As mentioned in the first post of this series, the goal of many entrepreneurs is to seek venture capital financing or ultimately sell their company in an “exit” merger or acquisition. Upon making representations and warranties (which are essentially, assurances) associated with any of these transactions, the seller opens itself up to risk. If these assurances turn out to be false or are breached, the seller is subject to suit for breach of contract. Often, however, the parties negotiate an additional protection mechanism called indemnification.

So why is indemnification expected?

Puzzle pieces representing mergers & acquisitions
Copyright: bas121 / 123RF Stock Photo
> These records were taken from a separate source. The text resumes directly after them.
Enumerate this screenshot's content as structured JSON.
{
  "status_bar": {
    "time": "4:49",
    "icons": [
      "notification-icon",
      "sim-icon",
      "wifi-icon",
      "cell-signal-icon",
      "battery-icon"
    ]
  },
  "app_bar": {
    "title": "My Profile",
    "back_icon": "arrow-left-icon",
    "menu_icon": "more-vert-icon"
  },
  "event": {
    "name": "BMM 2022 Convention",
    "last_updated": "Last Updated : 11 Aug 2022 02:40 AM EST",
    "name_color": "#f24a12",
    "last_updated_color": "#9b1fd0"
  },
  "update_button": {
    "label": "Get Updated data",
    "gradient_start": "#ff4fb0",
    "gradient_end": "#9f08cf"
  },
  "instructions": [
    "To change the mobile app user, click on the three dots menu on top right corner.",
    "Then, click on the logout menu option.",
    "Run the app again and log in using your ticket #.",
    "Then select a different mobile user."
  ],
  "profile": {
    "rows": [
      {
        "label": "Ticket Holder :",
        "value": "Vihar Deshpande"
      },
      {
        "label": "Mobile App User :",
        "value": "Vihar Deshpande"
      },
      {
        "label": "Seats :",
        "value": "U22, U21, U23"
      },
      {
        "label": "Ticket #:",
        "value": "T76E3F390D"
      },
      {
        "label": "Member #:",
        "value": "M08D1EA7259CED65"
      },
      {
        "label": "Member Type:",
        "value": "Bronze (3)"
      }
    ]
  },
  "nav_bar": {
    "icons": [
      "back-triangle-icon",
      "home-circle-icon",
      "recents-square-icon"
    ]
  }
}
In a traditional acquisition, the seller affirmatively agrees to indemnify the buyer for damages or costs related to various things; most notably, breach of a representation or warranty. The seller agrees upfront to hold harmless and to reimburse the buyer for any and all expenses related to their breach. For example, if the seller represented that its equipment was in working condition and it turns out it was not, the seller must make the buyer whole. Essentially, the seller is insuring the buyer on its purchase. Just like an insurance policy, this agreement to insure lasts for a certain period and covers certain events. As this creates ongoing obligations and future potential liabilities for the indemnifying party, the indemnification provisions in transaction documents, and particularly the scope and extent thereof, are often heavily negotiated and should be approached with extreme caution.

There are many protections that can be built into indemnification provisions and transaction documents that limit the scope of the seller’s liability beyond simply excluding scenarios which are covered. For example, the seller may agree to indemnify the buyer but only:
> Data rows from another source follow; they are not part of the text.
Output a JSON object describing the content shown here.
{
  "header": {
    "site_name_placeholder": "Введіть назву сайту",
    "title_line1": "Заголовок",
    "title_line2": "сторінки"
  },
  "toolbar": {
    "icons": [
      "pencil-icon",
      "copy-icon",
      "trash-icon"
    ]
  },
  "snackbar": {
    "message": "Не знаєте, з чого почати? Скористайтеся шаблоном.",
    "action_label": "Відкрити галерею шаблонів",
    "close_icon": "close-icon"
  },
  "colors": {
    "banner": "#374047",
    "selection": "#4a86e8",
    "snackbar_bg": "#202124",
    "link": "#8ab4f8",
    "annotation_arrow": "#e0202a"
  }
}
  • when the damages or costs exceed a certain amount in the aggregate (what’s known as a “basket”);
  • when the damages or costs exceed a certain amount for a particular claim (a “mini basket”);
  • in the aggregate up to the purchase price or some other set number (a “cap”); and/or
  • for a set period of time from Closing (the “indemnification period”).
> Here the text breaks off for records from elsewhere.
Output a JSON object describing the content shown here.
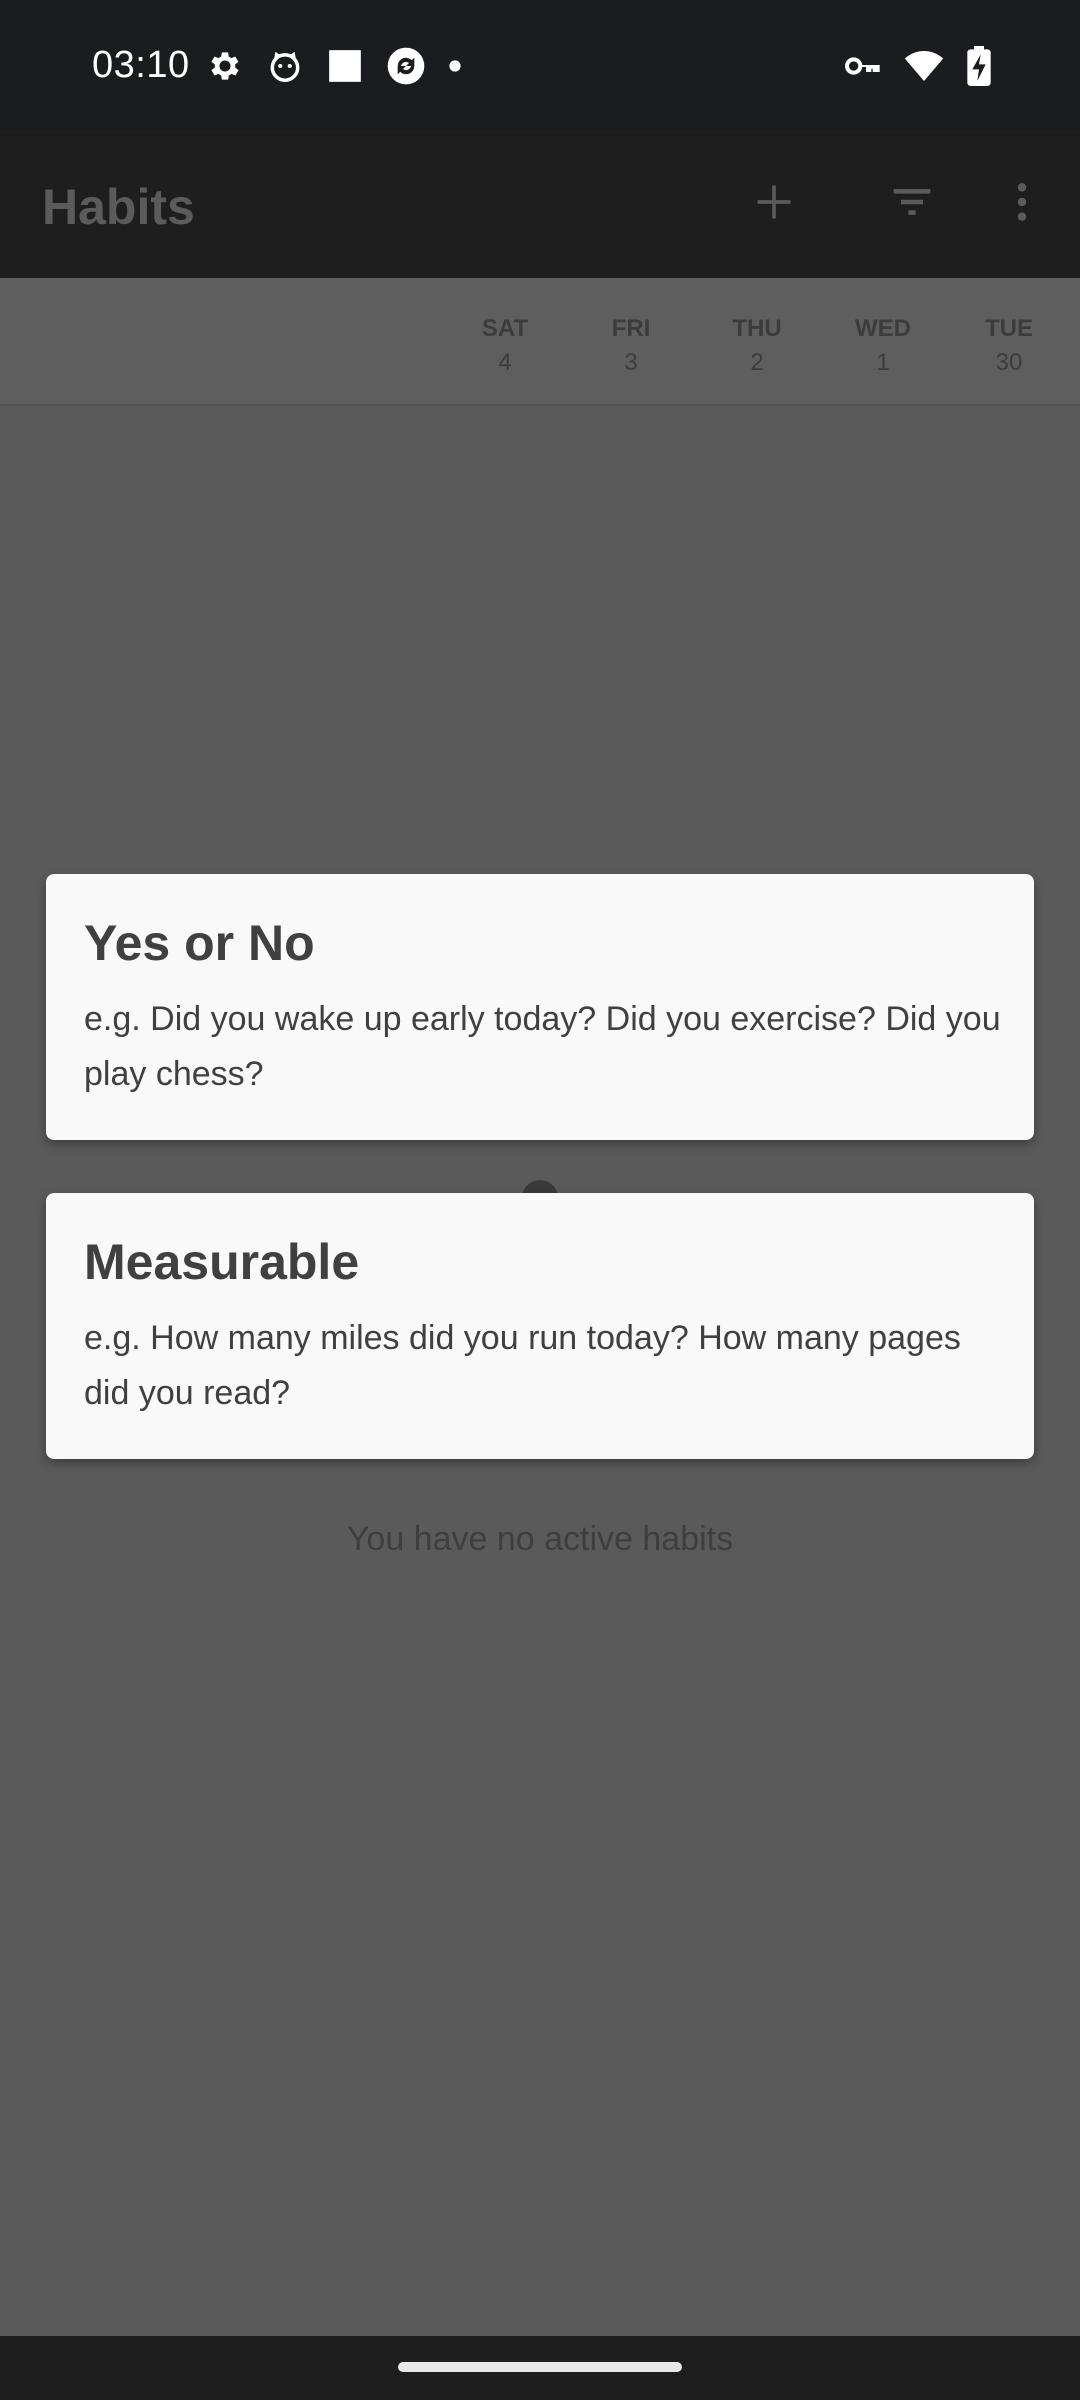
{
  "status_bar": {
    "time": "03:10",
    "left_icons": [
      "settings-icon",
      "cat-icon",
      "square-icon",
      "sync-app-icon",
      "dot-icon"
    ],
    "right_icons": [
      "key-icon",
      "wifi-icon",
      "battery-charging-icon"
    ]
  },
  "toolbar": {
    "title": "Habits",
    "actions": [
      "add-icon",
      "filter-icon",
      "more-vert-icon"
    ]
  },
  "days": [
    {
      "name": "SAT",
      "num": "4"
    },
    {
      "name": "FRI",
      "num": "3"
    },
    {
      "name": "THU",
      "num": "2"
    },
    {
      "name": "WED",
      "num": "1"
    },
    {
      "name": "TUE",
      "num": "30"
    }
  ],
  "empty_state": "You have no active habits",
  "dialog": {
    "options": [
      {
        "title": "Yes or No",
        "description": "e.g. Did you wake up early today? Did you exercise? Did you play chess?"
      },
      {
        "title": "Measurable",
        "description": "e.g. How many miles did you run today? How many pages did you read?"
      }
    ]
  },
  "colors": {
    "status_bar": "#1b1c20",
    "toolbar": "#1e1e1e",
    "scrim_background": "#5a5a5a",
    "card": "#f9f9f9"
  }
}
Takeaway

In the transactional context, indemnification serves as the enforcement of representations and warranties. A buyer can truly rely on the seller’s representations if the seller has also agreed to hold harmless and reimburse the buyer if the representations are false or breached. The seller can effectively affirm the value of its business, but in doing so exposes itself to risk as a de facto insurer. As this is generally unavoidable in the context of a transaction, limiting the scope of this risk is key for sellers. For these reasons, indemnification provisions should be approached and drafted with extreme caution.